by Mel Finefrock
I walk on an endless plane where ground and sky are one.
People are characterized by articles of clothing:
Floating T-shirts and pairs of shorts
Contrasting against a non-descript, grayscale world.
Color does come to me sometimes like smatterings of paint—
A blue sky here, a golden sun there, a green cloud of foliage—
Especially red, like the girl in the red sweatshirt from Schindler’s List.
The eye doctor waves hello, but I see her white sleeve, not her tawny hand.
I’ve been known to think a small tree was a person.
I’ve flinched at unknown shadows, even my own.
I turn like a sunflower toward any emission of light.
I have personal firework shows in my head every night
That find their way even into my dreams.
Cones and rods fall away, and I see ghostly yellow and purple ripples.
Blood vessels burst, and my world bleeds red.
If I stare at something long enough, I can make it disappear.
Sometimes, I can find it in me to laugh at these optical illusions…

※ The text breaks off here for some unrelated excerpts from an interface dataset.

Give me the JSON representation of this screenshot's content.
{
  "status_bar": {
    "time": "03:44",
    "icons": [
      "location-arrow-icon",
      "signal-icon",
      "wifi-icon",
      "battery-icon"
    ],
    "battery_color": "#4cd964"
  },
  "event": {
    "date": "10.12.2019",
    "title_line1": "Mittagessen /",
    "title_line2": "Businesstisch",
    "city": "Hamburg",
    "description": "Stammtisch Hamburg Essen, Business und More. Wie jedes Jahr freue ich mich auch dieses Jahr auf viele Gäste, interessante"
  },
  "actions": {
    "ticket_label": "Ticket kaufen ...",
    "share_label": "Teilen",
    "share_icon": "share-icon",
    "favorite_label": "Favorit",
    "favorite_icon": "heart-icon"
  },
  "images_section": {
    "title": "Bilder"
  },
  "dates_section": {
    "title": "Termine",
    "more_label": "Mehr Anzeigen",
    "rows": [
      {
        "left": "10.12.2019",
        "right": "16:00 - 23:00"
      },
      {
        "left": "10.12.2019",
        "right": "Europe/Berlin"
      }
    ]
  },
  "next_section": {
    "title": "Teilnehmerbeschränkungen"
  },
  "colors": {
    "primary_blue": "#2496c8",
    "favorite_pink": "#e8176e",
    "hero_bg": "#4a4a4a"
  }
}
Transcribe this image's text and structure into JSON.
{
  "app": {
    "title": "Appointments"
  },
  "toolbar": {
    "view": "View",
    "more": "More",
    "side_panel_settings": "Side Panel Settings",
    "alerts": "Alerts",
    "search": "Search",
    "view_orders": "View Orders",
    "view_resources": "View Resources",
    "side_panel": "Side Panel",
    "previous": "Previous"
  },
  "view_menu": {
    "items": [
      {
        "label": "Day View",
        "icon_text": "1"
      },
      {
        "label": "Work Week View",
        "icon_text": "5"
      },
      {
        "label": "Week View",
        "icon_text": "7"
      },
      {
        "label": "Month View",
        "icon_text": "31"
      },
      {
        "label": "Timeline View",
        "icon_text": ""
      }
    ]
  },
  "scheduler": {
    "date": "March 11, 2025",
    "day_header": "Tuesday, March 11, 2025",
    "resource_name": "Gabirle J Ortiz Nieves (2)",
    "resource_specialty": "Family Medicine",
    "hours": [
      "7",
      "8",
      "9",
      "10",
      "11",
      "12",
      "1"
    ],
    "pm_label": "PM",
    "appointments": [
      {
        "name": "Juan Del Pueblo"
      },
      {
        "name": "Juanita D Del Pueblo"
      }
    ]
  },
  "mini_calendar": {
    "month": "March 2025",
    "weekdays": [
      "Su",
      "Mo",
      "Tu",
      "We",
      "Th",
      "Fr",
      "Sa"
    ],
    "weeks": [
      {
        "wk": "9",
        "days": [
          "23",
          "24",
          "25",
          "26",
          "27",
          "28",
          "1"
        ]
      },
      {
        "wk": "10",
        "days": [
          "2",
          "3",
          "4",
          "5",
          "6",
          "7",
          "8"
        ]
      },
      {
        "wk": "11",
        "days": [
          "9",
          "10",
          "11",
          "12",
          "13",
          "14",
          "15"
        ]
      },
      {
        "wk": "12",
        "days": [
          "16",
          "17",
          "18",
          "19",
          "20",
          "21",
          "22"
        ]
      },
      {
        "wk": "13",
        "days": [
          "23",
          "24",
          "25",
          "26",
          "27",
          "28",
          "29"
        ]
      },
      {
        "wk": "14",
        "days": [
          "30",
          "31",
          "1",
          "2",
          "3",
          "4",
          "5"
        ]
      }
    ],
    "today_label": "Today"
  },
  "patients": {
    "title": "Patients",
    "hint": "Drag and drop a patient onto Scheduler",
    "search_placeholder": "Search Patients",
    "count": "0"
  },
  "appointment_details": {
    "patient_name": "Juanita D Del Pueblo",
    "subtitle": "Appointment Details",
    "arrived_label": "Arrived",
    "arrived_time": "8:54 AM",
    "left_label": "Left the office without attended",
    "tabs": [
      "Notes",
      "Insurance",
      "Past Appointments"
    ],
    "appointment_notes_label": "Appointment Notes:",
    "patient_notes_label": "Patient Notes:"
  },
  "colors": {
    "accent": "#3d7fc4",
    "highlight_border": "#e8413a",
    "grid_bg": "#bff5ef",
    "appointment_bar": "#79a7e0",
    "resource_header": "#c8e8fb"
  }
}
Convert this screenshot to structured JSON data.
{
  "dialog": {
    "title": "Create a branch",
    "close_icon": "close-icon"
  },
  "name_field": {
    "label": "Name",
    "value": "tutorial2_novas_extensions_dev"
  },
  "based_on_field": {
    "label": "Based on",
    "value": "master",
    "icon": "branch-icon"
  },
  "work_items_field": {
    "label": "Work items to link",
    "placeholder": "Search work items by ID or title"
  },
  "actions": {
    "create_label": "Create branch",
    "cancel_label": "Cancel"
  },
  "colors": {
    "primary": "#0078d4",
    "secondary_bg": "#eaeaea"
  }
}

Mel Finefrock is a senior at the University of North Texas, majoring in literature, minoring in Spanish, and pursuing a twelve-hour certificate in rehabilitation studies. She has Cone/Rod Dystrophy, similar to Retinitis Pigmentosa, and is among the eleventh generation in her family to inherit this condition. Her boyfriend Jordan encouraged her to write this poem when she was describing to him what things looked like after a bad bout of vision loss her sophomore year. Though it’s a bit on the darker side, Mel is hoping that upon reading her words, those of you with progressive (and eventually total) vision loss will feel less alone. You can visit Mel’s YouTube channel, where you can hear her reading this piece aloud: www.youtube.com/supertyphoonmelissa .